About this exercise »
Whatever appears in the data below, copy it exactly.
══ Entries supplied
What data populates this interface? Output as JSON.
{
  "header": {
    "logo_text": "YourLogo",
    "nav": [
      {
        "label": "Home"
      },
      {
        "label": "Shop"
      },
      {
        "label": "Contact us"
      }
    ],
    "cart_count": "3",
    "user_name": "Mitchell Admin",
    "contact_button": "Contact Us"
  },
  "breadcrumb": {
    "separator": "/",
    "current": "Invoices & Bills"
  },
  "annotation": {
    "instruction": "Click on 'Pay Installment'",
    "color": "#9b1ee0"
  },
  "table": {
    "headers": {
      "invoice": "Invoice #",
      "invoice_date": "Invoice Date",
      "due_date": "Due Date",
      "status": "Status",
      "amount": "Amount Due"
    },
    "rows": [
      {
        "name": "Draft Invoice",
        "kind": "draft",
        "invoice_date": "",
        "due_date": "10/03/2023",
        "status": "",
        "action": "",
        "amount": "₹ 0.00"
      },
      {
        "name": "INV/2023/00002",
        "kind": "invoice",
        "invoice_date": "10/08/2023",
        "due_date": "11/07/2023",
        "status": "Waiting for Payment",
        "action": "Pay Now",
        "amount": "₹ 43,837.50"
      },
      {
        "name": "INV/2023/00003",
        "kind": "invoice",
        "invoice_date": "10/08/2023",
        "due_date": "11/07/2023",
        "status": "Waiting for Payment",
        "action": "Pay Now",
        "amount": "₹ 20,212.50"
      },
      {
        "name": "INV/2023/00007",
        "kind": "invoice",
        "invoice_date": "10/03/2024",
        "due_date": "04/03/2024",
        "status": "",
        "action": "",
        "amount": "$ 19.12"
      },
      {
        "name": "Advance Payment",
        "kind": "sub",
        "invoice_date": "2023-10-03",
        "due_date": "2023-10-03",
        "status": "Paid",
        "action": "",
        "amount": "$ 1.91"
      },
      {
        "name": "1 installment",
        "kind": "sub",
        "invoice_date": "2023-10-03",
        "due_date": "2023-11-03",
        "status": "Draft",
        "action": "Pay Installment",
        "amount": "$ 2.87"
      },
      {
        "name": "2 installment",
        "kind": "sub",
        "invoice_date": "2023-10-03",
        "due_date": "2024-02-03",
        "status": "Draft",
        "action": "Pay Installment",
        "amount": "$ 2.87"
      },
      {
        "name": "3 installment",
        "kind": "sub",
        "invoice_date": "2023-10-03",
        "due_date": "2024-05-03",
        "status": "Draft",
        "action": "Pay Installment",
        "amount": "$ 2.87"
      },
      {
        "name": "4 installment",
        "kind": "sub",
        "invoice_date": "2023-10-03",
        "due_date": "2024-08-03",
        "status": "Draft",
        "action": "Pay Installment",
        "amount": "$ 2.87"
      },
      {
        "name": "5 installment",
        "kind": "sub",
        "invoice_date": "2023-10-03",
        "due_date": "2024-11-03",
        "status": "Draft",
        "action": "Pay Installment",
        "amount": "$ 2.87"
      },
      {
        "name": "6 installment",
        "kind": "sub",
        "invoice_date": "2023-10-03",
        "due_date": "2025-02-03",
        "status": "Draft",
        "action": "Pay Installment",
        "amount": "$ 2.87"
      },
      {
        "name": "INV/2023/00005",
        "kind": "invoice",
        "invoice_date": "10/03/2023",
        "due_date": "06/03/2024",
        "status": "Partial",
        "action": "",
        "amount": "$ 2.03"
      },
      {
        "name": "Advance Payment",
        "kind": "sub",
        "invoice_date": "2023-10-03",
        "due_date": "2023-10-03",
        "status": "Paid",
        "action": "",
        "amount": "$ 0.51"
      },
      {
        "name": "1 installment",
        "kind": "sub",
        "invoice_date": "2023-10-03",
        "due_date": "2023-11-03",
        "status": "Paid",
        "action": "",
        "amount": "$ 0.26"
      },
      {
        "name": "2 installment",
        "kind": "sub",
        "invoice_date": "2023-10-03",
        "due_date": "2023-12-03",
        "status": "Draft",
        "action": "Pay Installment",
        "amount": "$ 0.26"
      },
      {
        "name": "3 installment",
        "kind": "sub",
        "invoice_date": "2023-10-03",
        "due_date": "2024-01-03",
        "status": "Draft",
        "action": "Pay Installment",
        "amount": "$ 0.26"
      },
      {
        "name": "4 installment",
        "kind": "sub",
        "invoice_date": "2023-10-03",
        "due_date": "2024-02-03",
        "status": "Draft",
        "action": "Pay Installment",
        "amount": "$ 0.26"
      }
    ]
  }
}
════
Problem solution »
What data populates this interface? Output as JSON.
{
  "header": {
    "logo_text": "YourLogo",
    "nav": [
      {
        "label": "Home"
      },
      {
        "label": "Shop"
      },
      {
        "label": "Contact us"
      }
    ],
    "cart_count": "3",
    "user_name": "Mitchell Admin",
    "contact_button": "Contact Us"
  },
  "breadcrumb": {
    "separator": "/",
    "current": "Invoices & Bills"
  },
  "annotation": {
    "instruction": "Click on 'Pay Installment'",
    "color": "#9b1ee0"
  },
  "table": {
    "headers": {
      "invoice": "Invoice #",
      "invoice_date": "Invoice Date",
      "due_date": "Due Date",
      "status": "Status",
      "amount": "Amount Due"
    },
    "rows": [
      {
        "name": "Draft Invoice",
        "kind": "draft",
        "invoice_date": "",
        "due_date": "10/03/2023",
        "status": "",
        "action": "",
        "amount": "₹ 0.00"
      },
      {
        "name": "INV/2023/00002",
        "kind": "invoice",
        "invoice_date": "10/08/2023",
        "due_date": "11/07/2023",
        "status": "Waiting for Payment",
        "action": "Pay Now",
        "amount": "₹ 43,837.50"
      },
      {
        "name": "INV/2023/00003",
        "kind": "invoice",
        "invoice_date": "10/08/2023",
        "due_date": "11/07/2023",
        "status": "Waiting for Payment",
        "action": "Pay Now",
        "amount": "₹ 20,212.50"
      },
      {
        "name": "INV/2023/00007",
        "kind": "invoice",
        "invoice_date": "10/03/2024",
        "due_date": "04/03/2024",
        "status": "",
        "action": "",
        "amount": "$ 19.12"
      },
      {
        "name": "Advance Payment",
        "kind": "sub",
        "invoice_date": "2023-10-03",
        "due_date": "2023-10-03",
        "status": "Paid",
        "action": "",
        "amount": "$ 1.91"
      },
      {
        "name": "1 installment",
        "kind": "sub",
        "invoice_date": "2023-10-03",
        "due_date": "2023-11-03",
        "status": "Draft",
        "action": "Pay Installment",
        "amount": "$ 2.87"
      },
      {
        "name": "2 installment",
        "kind": "sub",
        "invoice_date": "2023-10-03",
        "due_date": "2024-02-03",
        "status": "Draft",
        "action": "Pay Installment",
        "amount": "$ 2.87"
      },
      {
        "name": "3 installment",
        "kind": "sub",
        "invoice_date": "2023-10-03",
        "due_date": "2024-05-03",
        "status": "Draft",
        "action": "Pay Installment",
        "amount": "$ 2.87"
      },
      {
        "name": "4 installment",
        "kind": "sub",
        "invoice_date": "2023-10-03",
        "due_date": "2024-08-03",
        "status": "Draft",
        "action": "Pay Installment",
        "amount": "$ 2.87"
      },
      {
        "name": "5 installment",
        "kind": "sub",
        "invoice_date": "2023-10-03",
        "due_date": "2024-11-03",
        "status": "Draft",
        "action": "Pay Installment",
        "amount": "$ 2.87"
      },
      {
        "name": "6 installment",
        "kind": "sub",
        "invoice_date": "2023-10-03",
        "due_date": "2025-02-03",
        "status": "Draft",
        "action": "Pay Installment",
        "amount": "$ 2.87"
      },
      {
        "name": "INV/2023/00005",
        "kind": "invoice",
        "invoice_date": "10/03/2023",
        "due_date": "06/03/2024",
        "status": "Partial",
        "action": "",
        "amount": "$ 2.03"
      },
      {
        "name": "Advance Payment",
        "kind": "sub",
        "invoice_date": "2023-10-03",
        "due_date": "2023-10-03",
        "status": "Paid",
        "action": "",
        "amount": "$ 0.51"
      },
      {
        "name": "1 installment",
        "kind": "sub",
        "invoice_date": "2023-10-03",
        "due_date": "2023-11-03",
        "status": "Paid",
        "action": "",
        "amount": "$ 0.26"
      },
      {
        "name": "2 installment",
        "kind": "sub",
        "invoice_date": "2023-10-03",
        "due_date": "2023-12-03",
        "status": "Draft",
        "action": "Pay Installment",
        "amount": "$ 0.26"
      },
      {
        "name": "3 installment",
        "kind": "sub",
        "invoice_date": "2023-10-03",
        "due_date": "2024-01-03",
        "status": "Draft",
        "action": "Pay Installment",
        "amount": "$ 0.26"
      },
      {
        "name": "4 installment",
        "kind": "sub",
        "invoice_date": "2023-10-03",
        "due_date": "2024-02-03",
        "status": "Draft",
        "action": "Pay Installment",
        "amount": "$ 0.26"
      }
    ]
  }
}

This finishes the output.